The framework can also be used to price a perpetual option whose strike is an exponentially-weighted moving average of the underlier price over time. This is because the expiring equivalent, the floating-strike Asian option, can also be priced, although doing so is not simple.
Owning such a put would effectively always allow an ETH holder to sell their holdings at, say, the exponentially-weighted average price of ETH with a half-life of one day, protecting her against sudden drops in the price of ETH.
Because the strike would automatically follow the price of ETH, it is possible that a single such product could fulfill the hedging requirements of the majority of ETH holders. This could potentially consolidate much of ETH options liquidity and volume into a single market.
Future work lies primarily in the area of applications.
If you have thoughts about these questions, or questions of your own, we would love to hear from you.
Acknowledgements: Dan Robinson for many conversations that contributed to this post, both indirectly and directly. Hasu for extensive feedback on clarity and structure for this paper. Georgios Konstantopoulos for suggesting appropriate graphs.

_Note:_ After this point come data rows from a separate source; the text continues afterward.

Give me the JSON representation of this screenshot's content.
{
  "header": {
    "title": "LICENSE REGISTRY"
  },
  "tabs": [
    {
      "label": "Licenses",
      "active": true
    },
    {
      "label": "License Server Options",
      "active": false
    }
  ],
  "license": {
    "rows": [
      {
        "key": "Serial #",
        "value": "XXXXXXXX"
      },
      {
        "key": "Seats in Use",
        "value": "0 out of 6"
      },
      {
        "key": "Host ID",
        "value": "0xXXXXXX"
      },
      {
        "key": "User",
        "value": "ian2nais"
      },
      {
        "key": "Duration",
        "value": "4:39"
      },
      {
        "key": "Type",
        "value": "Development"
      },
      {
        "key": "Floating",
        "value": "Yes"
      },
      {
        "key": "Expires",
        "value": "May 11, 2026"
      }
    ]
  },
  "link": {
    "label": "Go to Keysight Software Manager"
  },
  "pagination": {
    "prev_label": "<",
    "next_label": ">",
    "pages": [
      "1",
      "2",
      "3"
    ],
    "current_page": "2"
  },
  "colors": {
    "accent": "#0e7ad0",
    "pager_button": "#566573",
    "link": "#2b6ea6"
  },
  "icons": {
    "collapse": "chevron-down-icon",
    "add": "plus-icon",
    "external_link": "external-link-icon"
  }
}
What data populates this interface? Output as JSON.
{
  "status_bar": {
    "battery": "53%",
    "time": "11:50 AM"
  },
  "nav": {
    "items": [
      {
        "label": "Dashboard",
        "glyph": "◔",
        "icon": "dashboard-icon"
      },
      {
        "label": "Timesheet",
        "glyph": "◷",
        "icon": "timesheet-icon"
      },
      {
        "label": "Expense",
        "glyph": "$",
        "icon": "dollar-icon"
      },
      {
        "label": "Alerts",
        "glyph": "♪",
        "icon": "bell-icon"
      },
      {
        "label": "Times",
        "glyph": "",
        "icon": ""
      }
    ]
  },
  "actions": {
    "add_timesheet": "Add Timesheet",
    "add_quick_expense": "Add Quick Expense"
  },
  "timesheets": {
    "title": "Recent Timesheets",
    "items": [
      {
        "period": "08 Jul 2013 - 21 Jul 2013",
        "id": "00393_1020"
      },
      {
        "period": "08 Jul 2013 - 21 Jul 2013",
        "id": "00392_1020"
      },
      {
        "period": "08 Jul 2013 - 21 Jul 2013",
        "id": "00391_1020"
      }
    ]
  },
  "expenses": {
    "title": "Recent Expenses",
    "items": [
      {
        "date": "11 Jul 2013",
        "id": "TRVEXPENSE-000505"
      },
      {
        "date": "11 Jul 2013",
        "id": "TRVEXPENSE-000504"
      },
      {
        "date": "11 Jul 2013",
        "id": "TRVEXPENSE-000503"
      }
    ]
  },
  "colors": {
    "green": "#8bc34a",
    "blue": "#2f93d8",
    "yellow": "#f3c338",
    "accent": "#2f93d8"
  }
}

Disclaimer: This post is for general information purposes only. It does not constitute investment advice or a recommendation or solicitation to buy or sell any investment and should not be used in the evaluation of the merits of making any investment decision. It should not be relied upon for accounting, legal or tax advice or investment recommendations. This post reflects the current opinions of the authors and is not made on behalf of Paradigm or its affiliates and does not necessarily reflect the opinions of Paradigm, its affiliates or individuals associated with Paradigm. The opinions reflected herein are subject to change without being updated.